*About this exercise*:
Search the listing below for the string "Terms" and copy every line where it occurs.

*Raw data*:
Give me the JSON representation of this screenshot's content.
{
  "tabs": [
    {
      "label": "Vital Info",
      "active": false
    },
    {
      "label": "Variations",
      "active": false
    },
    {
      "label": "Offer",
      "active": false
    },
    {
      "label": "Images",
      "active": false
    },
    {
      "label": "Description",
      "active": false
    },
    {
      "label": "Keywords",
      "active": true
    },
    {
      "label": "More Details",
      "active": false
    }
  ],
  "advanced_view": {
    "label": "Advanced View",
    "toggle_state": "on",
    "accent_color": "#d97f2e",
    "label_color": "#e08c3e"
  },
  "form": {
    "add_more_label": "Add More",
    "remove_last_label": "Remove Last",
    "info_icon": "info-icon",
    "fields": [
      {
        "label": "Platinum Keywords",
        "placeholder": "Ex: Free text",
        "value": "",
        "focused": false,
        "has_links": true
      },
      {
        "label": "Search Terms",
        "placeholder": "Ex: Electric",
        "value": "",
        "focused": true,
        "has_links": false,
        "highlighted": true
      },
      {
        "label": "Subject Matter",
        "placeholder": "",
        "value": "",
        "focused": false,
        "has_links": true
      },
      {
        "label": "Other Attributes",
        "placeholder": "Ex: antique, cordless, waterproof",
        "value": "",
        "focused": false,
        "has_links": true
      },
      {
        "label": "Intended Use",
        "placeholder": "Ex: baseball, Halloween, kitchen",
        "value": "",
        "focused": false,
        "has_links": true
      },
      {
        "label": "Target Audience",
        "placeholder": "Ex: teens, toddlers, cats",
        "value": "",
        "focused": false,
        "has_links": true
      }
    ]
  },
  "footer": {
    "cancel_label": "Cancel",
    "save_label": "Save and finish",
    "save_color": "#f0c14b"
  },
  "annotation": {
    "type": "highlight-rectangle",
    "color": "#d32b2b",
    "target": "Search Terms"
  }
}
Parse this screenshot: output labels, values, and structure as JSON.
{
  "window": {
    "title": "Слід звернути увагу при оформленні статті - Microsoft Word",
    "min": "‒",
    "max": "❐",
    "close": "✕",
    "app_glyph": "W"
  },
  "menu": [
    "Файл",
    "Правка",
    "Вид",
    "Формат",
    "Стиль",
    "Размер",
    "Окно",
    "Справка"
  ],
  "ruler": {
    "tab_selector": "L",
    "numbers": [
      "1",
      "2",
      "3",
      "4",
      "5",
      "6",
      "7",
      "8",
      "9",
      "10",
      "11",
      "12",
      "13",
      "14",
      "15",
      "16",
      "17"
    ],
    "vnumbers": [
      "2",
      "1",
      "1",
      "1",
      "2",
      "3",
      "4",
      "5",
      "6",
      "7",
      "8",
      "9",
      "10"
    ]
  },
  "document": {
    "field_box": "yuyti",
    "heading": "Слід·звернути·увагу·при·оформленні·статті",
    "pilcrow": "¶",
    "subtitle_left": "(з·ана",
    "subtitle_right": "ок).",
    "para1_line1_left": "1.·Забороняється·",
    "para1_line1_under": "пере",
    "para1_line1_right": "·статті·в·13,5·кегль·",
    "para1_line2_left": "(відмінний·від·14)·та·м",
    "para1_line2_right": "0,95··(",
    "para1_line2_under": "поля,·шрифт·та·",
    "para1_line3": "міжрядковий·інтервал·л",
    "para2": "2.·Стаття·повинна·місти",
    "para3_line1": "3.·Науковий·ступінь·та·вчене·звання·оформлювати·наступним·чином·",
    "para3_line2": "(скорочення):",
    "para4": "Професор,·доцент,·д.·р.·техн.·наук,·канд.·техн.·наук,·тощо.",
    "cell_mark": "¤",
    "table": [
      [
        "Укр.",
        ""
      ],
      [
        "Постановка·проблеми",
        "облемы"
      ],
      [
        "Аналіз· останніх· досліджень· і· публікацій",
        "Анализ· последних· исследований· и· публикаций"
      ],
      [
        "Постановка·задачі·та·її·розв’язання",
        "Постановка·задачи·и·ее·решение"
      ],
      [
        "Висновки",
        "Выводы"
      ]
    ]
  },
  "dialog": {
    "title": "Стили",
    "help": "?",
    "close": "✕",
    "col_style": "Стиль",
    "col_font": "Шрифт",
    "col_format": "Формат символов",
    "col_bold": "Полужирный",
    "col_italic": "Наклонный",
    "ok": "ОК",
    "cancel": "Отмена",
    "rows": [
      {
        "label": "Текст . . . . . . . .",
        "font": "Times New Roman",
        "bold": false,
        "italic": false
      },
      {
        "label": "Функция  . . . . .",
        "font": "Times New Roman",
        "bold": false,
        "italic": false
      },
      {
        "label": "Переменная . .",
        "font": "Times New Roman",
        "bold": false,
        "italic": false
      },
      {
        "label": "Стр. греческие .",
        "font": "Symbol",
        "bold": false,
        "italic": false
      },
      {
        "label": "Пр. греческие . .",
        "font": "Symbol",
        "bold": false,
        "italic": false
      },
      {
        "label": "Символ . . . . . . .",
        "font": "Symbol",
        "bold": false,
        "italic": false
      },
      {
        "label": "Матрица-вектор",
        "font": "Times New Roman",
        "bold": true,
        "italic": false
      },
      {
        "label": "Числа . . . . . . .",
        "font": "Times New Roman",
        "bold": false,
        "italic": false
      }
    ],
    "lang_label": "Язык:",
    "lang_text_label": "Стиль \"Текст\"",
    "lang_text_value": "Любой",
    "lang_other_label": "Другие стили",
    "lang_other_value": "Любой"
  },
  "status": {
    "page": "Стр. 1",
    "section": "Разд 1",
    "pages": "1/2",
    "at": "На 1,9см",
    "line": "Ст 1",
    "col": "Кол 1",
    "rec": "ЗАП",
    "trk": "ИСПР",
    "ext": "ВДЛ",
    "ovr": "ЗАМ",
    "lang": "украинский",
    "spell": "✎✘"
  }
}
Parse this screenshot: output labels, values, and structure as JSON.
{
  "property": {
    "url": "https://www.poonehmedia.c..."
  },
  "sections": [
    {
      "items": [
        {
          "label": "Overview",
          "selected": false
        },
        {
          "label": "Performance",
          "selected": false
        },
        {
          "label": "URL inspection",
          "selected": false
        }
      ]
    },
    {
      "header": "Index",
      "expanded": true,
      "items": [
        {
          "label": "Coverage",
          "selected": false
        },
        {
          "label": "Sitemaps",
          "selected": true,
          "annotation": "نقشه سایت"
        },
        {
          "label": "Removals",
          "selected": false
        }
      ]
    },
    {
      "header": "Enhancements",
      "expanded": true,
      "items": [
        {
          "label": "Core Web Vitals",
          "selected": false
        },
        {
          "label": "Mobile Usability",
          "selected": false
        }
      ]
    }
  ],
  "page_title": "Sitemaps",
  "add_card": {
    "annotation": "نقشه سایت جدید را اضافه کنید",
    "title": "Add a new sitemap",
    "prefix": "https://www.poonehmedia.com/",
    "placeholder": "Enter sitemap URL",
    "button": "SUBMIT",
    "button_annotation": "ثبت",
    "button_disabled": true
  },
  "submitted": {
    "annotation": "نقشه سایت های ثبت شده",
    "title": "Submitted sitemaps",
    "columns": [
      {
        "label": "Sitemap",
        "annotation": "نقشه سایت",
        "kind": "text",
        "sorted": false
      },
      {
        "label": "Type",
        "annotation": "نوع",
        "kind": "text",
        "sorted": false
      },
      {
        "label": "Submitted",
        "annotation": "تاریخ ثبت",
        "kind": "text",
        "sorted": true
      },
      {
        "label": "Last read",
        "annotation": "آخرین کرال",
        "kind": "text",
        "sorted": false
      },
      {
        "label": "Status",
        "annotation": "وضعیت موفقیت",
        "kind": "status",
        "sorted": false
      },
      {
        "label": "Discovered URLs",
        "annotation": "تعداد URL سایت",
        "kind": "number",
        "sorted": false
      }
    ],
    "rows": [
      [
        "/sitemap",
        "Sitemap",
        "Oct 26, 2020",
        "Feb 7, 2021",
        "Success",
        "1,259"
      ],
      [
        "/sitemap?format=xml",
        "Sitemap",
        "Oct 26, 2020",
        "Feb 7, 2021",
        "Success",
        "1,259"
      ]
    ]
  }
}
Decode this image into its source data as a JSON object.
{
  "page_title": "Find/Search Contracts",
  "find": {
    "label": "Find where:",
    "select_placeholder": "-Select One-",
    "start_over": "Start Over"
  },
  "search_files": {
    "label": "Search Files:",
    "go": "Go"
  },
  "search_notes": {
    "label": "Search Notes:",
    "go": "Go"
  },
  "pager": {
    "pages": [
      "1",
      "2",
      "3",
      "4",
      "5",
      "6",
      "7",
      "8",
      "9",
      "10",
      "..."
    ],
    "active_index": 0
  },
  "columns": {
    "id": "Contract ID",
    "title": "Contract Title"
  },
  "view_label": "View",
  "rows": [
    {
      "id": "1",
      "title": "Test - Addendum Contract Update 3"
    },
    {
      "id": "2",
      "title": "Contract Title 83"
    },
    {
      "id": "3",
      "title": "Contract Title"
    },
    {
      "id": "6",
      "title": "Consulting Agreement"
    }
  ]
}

*Answer for the task*:
        "label": "Search Terms",
    "target": "Search Terms"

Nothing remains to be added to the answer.